Being new in business brings many challenges. One of the first hurdles you’ll have to overcome, particularly when charging for your labour, skills and experience, is determining your fees.
This can be a very daunting task, especially for new business owners, as it is important to be able to make a profit from your work, but it is also important not to scare away potential clients with a fee that is too high.
Therefore, it is critical to take your time when determining your fee. If you begin your business with a fee that is out of line in either direction, it can be difficult to recover.
Here are some steps you can take to help come up with the right fee from the beginning.
1. Research your competition. It is essential to know the going rate in your area for services like yours.
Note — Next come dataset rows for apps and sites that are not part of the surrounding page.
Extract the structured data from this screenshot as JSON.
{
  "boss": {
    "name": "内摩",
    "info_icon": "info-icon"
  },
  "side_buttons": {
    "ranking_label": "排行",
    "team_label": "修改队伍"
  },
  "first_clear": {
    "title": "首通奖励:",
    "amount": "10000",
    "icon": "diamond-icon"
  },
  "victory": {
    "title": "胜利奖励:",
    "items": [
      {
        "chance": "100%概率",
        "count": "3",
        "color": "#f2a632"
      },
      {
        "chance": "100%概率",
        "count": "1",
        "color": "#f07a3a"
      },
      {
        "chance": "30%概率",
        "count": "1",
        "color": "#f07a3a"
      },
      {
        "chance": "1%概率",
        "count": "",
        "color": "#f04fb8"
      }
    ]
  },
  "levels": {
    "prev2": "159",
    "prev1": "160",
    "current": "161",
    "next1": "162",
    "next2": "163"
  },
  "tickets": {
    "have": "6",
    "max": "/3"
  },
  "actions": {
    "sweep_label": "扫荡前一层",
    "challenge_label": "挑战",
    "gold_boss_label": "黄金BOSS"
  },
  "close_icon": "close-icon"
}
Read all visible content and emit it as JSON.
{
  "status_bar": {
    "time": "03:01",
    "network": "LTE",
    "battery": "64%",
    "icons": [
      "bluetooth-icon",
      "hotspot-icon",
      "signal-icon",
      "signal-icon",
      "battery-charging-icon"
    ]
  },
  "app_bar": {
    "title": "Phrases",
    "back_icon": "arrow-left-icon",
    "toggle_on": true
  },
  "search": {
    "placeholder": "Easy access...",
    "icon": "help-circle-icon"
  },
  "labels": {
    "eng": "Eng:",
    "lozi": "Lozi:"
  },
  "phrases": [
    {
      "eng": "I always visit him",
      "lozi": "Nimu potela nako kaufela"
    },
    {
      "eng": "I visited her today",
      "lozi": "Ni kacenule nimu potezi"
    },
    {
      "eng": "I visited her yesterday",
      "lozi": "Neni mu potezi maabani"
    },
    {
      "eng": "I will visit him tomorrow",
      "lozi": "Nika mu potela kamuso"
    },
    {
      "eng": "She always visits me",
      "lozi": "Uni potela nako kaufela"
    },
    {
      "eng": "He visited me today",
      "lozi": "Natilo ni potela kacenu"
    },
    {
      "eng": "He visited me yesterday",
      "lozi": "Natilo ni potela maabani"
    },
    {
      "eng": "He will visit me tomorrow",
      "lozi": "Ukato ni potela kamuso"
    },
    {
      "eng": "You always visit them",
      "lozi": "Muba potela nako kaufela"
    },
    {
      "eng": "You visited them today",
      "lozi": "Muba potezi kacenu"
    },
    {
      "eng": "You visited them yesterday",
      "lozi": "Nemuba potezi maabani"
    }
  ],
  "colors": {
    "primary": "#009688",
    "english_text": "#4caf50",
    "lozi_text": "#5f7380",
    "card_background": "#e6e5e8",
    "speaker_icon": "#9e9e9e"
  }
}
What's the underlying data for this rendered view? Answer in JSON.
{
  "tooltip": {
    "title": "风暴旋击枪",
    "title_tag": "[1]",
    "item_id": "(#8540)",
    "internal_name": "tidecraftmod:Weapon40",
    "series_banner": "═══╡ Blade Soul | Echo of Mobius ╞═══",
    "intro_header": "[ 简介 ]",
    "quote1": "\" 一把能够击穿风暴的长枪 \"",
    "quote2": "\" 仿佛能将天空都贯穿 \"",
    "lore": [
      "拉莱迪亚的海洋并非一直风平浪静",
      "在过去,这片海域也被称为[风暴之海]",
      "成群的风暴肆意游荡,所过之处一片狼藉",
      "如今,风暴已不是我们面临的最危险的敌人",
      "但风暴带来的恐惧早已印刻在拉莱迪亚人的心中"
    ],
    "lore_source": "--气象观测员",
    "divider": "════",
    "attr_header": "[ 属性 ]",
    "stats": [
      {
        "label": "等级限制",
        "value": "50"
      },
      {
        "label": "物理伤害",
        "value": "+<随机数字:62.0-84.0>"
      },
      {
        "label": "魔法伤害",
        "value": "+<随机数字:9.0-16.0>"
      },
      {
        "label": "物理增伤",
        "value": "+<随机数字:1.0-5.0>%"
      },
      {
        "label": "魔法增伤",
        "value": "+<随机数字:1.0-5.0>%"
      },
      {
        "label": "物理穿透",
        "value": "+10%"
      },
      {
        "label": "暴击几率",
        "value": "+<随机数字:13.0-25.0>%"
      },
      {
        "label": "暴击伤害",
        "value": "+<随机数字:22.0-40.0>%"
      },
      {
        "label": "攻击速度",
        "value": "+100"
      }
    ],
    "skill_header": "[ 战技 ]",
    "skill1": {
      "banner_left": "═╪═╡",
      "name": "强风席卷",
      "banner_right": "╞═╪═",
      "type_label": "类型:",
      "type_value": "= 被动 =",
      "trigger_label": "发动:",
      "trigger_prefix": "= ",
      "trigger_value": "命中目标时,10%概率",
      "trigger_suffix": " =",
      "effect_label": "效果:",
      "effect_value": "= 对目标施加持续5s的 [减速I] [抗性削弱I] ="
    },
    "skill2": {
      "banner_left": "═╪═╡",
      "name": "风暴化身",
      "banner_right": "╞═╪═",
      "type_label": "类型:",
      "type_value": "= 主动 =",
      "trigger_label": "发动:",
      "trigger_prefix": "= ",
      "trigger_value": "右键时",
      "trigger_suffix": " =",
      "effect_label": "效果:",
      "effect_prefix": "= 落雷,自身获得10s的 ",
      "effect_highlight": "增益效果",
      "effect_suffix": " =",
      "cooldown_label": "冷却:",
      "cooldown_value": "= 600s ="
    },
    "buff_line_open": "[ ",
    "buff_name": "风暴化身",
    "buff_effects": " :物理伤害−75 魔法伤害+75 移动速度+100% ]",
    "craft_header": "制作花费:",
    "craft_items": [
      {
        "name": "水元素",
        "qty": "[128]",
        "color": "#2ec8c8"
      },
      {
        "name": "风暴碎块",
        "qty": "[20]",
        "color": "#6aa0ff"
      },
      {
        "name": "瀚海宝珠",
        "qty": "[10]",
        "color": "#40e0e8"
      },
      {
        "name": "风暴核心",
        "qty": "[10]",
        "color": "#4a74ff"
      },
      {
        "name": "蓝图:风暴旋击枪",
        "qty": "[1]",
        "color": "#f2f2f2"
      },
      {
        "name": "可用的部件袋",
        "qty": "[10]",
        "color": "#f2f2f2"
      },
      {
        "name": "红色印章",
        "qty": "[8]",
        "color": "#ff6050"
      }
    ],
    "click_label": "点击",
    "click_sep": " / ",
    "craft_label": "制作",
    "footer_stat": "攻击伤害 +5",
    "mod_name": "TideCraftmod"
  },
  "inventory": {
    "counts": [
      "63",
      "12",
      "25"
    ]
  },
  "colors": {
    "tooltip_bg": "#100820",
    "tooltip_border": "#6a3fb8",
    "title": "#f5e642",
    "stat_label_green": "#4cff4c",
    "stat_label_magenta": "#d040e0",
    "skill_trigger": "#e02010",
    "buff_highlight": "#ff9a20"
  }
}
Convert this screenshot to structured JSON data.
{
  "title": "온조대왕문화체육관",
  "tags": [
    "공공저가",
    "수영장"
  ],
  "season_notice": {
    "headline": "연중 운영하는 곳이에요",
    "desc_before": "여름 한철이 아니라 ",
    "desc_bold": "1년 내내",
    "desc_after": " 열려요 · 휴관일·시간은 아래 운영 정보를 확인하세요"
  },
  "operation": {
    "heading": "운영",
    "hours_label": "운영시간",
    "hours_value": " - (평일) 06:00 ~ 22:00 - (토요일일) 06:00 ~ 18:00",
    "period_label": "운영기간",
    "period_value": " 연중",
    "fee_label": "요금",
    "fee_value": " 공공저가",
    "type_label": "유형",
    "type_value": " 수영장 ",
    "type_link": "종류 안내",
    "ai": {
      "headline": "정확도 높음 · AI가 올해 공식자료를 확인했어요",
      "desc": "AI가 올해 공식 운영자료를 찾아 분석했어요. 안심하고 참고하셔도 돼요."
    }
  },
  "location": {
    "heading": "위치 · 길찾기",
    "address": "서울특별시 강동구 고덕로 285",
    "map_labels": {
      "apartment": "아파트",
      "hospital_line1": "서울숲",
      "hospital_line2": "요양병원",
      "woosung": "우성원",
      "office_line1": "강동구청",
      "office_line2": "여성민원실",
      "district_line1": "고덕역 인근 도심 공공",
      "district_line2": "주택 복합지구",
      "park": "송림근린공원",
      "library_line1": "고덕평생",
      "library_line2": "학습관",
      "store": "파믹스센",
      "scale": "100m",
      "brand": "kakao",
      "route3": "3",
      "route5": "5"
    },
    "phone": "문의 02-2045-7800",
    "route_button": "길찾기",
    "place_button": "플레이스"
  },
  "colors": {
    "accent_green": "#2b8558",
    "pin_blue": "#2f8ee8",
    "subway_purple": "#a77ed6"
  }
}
Knowing what other businesses charge for the same work will give you a starting point for your own pricing strategy.
2. Take into account any differences in the services you provide compared with your competition. If you offer value added services, these should be taken into account, and may allow you to charge more than your competition.
At the same time, if you do not plan to perform a service that your competition provides, or if your skill level is not as developed, you may need to charge a lower fee. This can be one of the trickiest parts of creating your pricing.
We tend to undervalue our own work. That’s why it is so important to know what your competition is doing and how much they’re charging. If you cannot be objective about how your work compares to theirs, ask a friend or prior client to help you judge.
3. Forget about what others are charging. Yes, I understand this may contradict the previous points. It’s important to have a general idea of what people pay others for the services you provide, however their business is not your business.
Now it’s time to decide how you can package your services and skills in a way that provides extraordinary value and to price your services appropriately. You don’t want to be the same as your competition, offering the same services for the same rates.
How can you stand out from your competition?
What can you offer that nobody else can, or how can you offer your services differently?
4. Have a pricing strategy. Creating a strategy around your pricing will help you to keep it understandable, even when prices must be changed. Some things to consider when creating your pricing strategy include:
• Will you charge by the hour or by the project?
• Do you plan to compete on price? Or will your strategy be to offer better service or higher quality at a slightly higher price?
• Do you plan to offer discounts? Will you give lower prices for volume orders? Will you have sales? Will you offer loyalty discounts?
As you answer these questions, a pricing plan will generally bring itself to life. By including a strategy, you can ensure that you have a framework that will serve your business well, even as the prices themselves change.
When you can set a fair and competitive pricing strategy as your business gets started, this work will serve you well no matter how large your business grows in the future.
A good framework will allow you to make tweaks as needed, without losing the overall pricing scheme. Once you’ve settled on your pricing, you should feel good that you are charging a fair rate, but that you are also being paid what you deserve for the work you do.
In short, it’s important to create a win/win situation. You are being paid fairly for the work you do however your customers are getting excellent value in exchange for the money they pay.